“We call on the opposition armed group Al-Shebab to stop violence and participate in the peace process in the country,” Ban told reporters here after meeting Somalia’s transitional leadership.
After making a brief visit to the African Union mission (AMISOM) at its airport base, AU forces escorted him through the bombed-out city to the presidential palace.
“Security is tightened and everything is under control,” Mohamed Abdirahman Ali, a Somali government security official, said.
He said his visit was the first to Mogadishu since 1993, when the world body still had a large Somalia peacekeeping force, whose deployment was considered a debacle and left a lasting trauma among Western military planners.
Somali President Sharif Sheikh Ahmed, who had earlier been reported to be out of the country, said the visit “encourages peace and development” and “demonstrates how security has improved in Mogadishu.”
The city has nonetheless seen an increase in grenade and roadside bomb attacks since Shebab abandoned fixed positions there in August and switched to guerrilla tactics against the Western-backed government.
But Ban’s visit also comes at a time when pressure is growing on the Shebab, as pro-government Somali forces are now backed not just by AMISOM in Mogadishu, but also by Kenyan troops in the south and Ethiopian soldiers in the West.
The most high-profile visits to Mogadishu recently were by Turkish Prime Minister Recep Tayyip Erdogan in August and by Ugandan President Yoweri Museveni, who last year became the first foreign head of state to travel to the Somali capital since the country’s civil war began in 1991.
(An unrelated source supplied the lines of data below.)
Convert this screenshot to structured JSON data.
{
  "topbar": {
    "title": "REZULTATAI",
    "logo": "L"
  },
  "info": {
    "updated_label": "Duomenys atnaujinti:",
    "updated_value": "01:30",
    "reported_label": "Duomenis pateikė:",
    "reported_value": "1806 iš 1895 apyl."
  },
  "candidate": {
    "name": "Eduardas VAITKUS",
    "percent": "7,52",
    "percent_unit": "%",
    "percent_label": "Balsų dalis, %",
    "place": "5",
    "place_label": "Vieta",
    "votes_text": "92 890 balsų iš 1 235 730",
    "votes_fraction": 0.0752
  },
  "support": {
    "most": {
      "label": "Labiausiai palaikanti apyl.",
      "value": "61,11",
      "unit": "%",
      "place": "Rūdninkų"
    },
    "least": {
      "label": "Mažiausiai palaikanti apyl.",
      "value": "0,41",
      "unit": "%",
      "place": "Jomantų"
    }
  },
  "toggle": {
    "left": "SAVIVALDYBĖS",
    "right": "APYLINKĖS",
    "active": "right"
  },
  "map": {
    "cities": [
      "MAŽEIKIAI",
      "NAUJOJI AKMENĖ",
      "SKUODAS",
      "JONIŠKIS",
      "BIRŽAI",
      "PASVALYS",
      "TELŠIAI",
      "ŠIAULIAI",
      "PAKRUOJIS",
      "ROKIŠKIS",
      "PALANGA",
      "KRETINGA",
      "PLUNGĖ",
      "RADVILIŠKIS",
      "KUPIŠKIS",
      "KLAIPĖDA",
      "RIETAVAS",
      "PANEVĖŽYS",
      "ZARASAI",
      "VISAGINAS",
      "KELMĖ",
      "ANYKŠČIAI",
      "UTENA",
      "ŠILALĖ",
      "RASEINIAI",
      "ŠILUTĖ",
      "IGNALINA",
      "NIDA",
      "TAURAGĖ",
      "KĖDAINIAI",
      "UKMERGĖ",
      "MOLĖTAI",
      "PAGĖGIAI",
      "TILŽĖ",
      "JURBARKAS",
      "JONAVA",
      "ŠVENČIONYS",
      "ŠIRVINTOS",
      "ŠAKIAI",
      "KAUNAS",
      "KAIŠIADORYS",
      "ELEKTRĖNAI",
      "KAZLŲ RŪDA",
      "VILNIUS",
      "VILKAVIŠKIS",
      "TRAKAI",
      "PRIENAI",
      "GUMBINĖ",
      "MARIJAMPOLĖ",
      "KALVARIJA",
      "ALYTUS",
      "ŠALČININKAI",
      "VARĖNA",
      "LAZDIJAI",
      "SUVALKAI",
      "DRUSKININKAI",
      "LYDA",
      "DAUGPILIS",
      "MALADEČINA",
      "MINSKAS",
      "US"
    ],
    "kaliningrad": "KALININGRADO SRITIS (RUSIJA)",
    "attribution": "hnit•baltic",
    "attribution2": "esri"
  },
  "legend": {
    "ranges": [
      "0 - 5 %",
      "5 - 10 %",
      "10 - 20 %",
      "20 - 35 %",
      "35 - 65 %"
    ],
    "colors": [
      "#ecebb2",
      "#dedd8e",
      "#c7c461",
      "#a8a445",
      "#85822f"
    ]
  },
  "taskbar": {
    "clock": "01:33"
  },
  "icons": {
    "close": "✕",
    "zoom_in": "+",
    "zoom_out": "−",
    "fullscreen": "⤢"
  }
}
Museveni’s troops form the backbone of the 9,700-strong AMISOM, which has allowed Sharif’s weak Transitional Federal Government to survive but has failed to stamp out the Shebab-led insurgency.
The other half of the contingent is provided by Burundi but Ban, speaking in Nairobi on Thursday, welcomed Kenya’s plans to “re-hat” its military intervention in the south and bring the troops under AMISOM command.
Kenya’s contribution would help bring the force to its full authorised capacity of 12,000.
Nairobi unilaterally sent troops across its border with southern Somalia in October in what it said was a move to contain attacks by the Shebab, whom it blamed for a spate of kidnappings that have dealt to a blow to Kenyan tourism.
Next year is set to mark the end of what will by then be an eight-year Somali transitional administration that has failed to fulfil most of its key objectives.
Ban said the UN’s political office for Somalia, which has so far been operating out of Nairobi, would open in Mogadishu next month.
“The UN will also open its political office in Mogadishu in January next year,” he said.
The transitional Somali government was formed in neighbouring Kenya in 2004 with a five-year mandate to reconcile the conflict-shattered country, write a new constitution and hold elections.
While the UN has so far resisted calls by the African Union to take over peace operations in Mogadishu and the rest of the country, it has continued to deliver humanitarian services, despite security concerns.
The Horn of Africa was hit this year by its worst drought in decades and the UN has described Somalia as facing the world’s most severe humanitarian crisis, putting a quarter of a million people at risk of starvation.
The UN refugee agency said in November that an estimated 330,000 Somalis have fled drought and conflict in their homeland since January alone for neighbouring states including Kenya, Ethiopia, Yemen and Djibouti.